[Excerpts from a dataset]
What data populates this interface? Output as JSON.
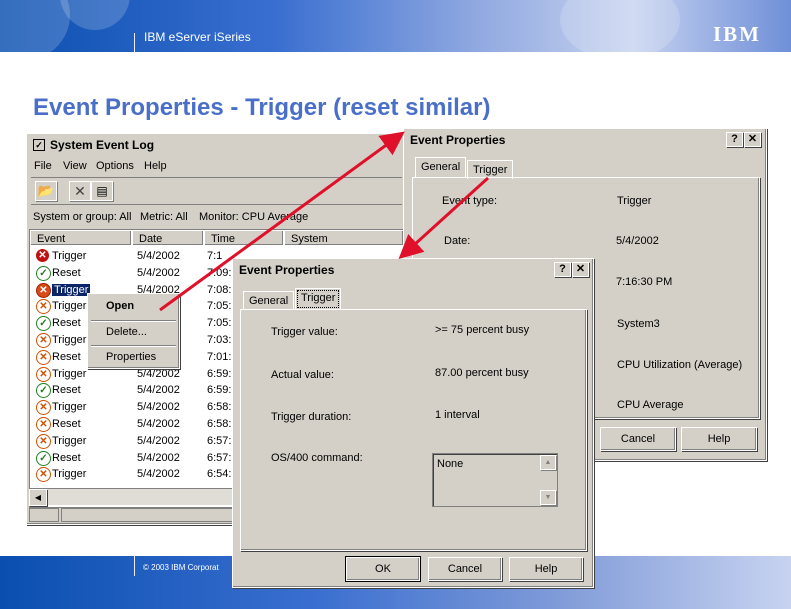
{
  "banner": {
    "title": "IBM eServer iSeries",
    "logo": "IBM"
  },
  "slide_title": "Event Properties - Trigger (reset similar)",
  "footer": {
    "copyright": "© 2003 IBM Corporat"
  },
  "sel": {
    "title": "System Event Log",
    "menu": [
      "File",
      "View",
      "Options",
      "Help"
    ],
    "info": {
      "system": "System or group: All",
      "metric": "Metric: All",
      "monitor": "Monitor: CPU Average"
    },
    "columns": [
      "Event",
      "Date",
      "Time",
      "System"
    ],
    "rows": [
      {
        "event": "Trigger",
        "date": "5/4/2002",
        "time": "7:1",
        "icon": "err"
      },
      {
        "event": "Reset",
        "date": "5/4/2002",
        "time": "7:09:",
        "icon": "reset"
      },
      {
        "event": "Trigger",
        "date": "5/4/2002",
        "time": "7:08:",
        "icon": "trig"
      },
      {
        "event": "Trigger",
        "date": "",
        "time": "7:05:",
        "icon": "trig2"
      },
      {
        "event": "Reset",
        "date": "",
        "time": "7:05:",
        "icon": "reset"
      },
      {
        "event": "Trigger",
        "date": "",
        "time": "7:03:",
        "icon": "trig2"
      },
      {
        "event": "Reset",
        "date": "",
        "time": "7:01:",
        "icon": "trig2"
      },
      {
        "event": "Trigger",
        "date": "5/4/2002",
        "time": "6:59:",
        "icon": "trig2"
      },
      {
        "event": "Reset",
        "date": "5/4/2002",
        "time": "6:59:",
        "icon": "reset"
      },
      {
        "event": "Trigger",
        "date": "5/4/2002",
        "time": "6:58:",
        "icon": "trig2"
      },
      {
        "event": "Reset",
        "date": "5/4/2002",
        "time": "6:58:",
        "icon": "trig2"
      },
      {
        "event": "Trigger",
        "date": "5/4/2002",
        "time": "6:57:",
        "icon": "trig2"
      },
      {
        "event": "Reset",
        "date": "5/4/2002",
        "time": "6:57:",
        "icon": "reset"
      },
      {
        "event": "Trigger",
        "date": "5/4/2002",
        "time": "6:54:",
        "icon": "trig2"
      }
    ]
  },
  "context_menu": {
    "open": "Open",
    "delete": "Delete...",
    "properties": "Properties"
  },
  "ep_back": {
    "title": "Event Properties",
    "tabs": [
      "General",
      "Trigger"
    ],
    "fields": [
      {
        "label": "Event type:",
        "value": "Trigger"
      },
      {
        "label": "Date:",
        "value": "5/4/2002"
      },
      {
        "label": "",
        "value": "7:16:30 PM"
      },
      {
        "label": "",
        "value": "System3"
      },
      {
        "label": "",
        "value": "CPU Utilization (Average)"
      },
      {
        "label": "",
        "value": "CPU Average"
      }
    ],
    "cancel": "Cancel",
    "help": "Help"
  },
  "ep_front": {
    "title": "Event Properties",
    "tabs": [
      "General",
      "Trigger"
    ],
    "fields": [
      {
        "label": "Trigger  value:",
        "value": ">= 75 percent busy"
      },
      {
        "label": "Actual value:",
        "value": "87.00 percent busy"
      },
      {
        "label": "Trigger duration:",
        "value": "1 interval"
      },
      {
        "label": "OS/400 command:",
        "value": ""
      }
    ],
    "command_value": "None",
    "ok": "OK",
    "cancel": "Cancel",
    "help": "Help"
  },
  "colors": {
    "title_blue": "#4a6fc8",
    "arrow_red": "#e0102a",
    "window_gray": "#d4d0c8"
  }
}
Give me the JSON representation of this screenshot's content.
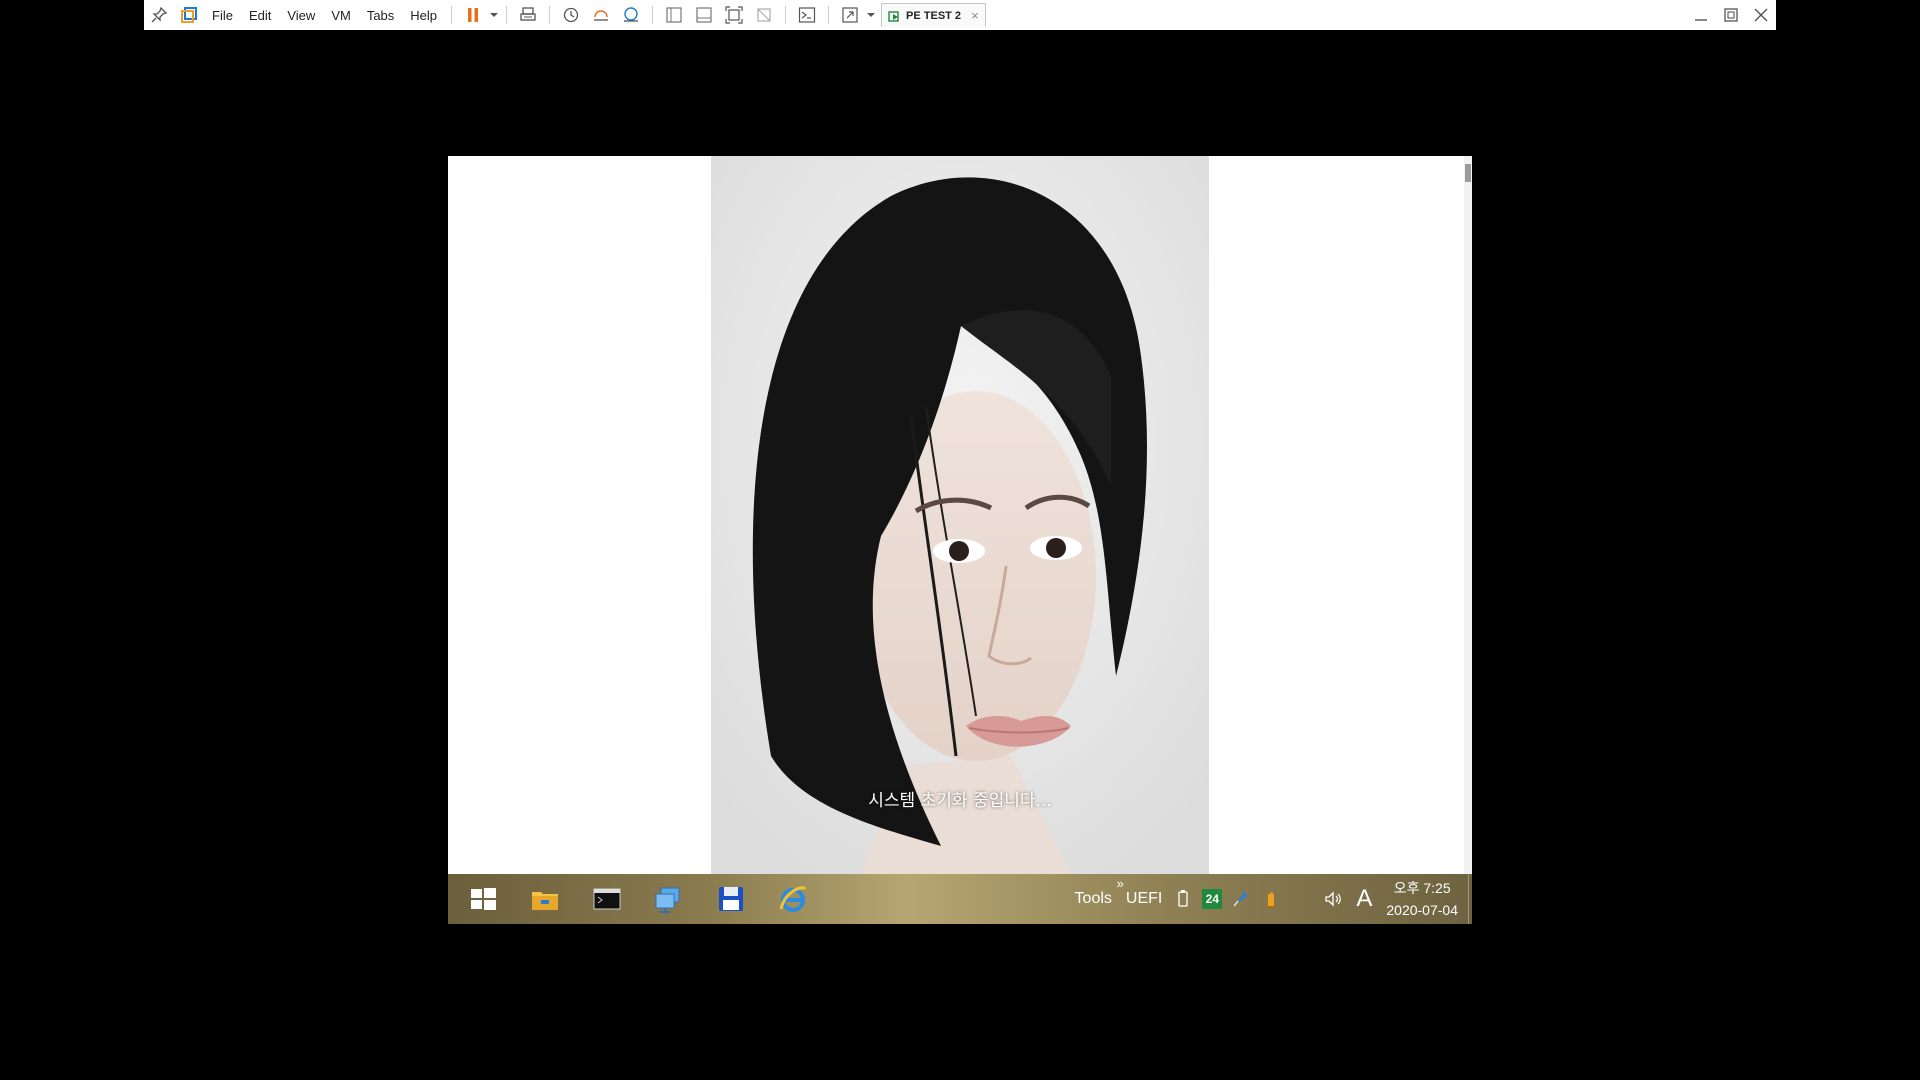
{
  "toolbar": {
    "menus": [
      "File",
      "Edit",
      "View",
      "VM",
      "Tabs",
      "Help"
    ],
    "tab_title": "PE TEST 2",
    "tab_close": "×"
  },
  "guest": {
    "status_message": "시스템 초기화 중입니다...",
    "taskbar": {
      "tools_label": "Tools",
      "tools_chevron": "»",
      "uefi_label": "UEFI",
      "badge_24": "24",
      "ime_indicator": "A",
      "clock_time": "오후 7:25",
      "clock_date": "2020-07-04"
    }
  },
  "colors": {
    "pause_orange": "#e8701a",
    "taskbar_gold": "#8a7b4e",
    "badge_green": "#1f8a3c"
  },
  "icons": [
    "pin-icon",
    "vmware-library-icon",
    "pause-icon",
    "dropdown-arrow-icon",
    "send-ctrl-alt-del-icon",
    "snapshot-icon",
    "revert-snapshot-icon",
    "snapshot-manager-icon",
    "single-pane-icon",
    "thumbnail-bar-icon",
    "full-screen-icon",
    "unity-icon",
    "console-view-icon",
    "stretch-guest-icon",
    "vm-tab-icon",
    "minimize-icon",
    "restore-icon",
    "close-icon",
    "windows-start-icon",
    "file-explorer-icon",
    "command-prompt-icon",
    "network-icon",
    "floppy-save-icon",
    "internet-explorer-icon",
    "usb-drive-icon",
    "pin-tool-icon",
    "pencil-tool-icon",
    "speaker-icon"
  ]
}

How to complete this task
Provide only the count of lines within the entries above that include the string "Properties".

Output of the exercise
4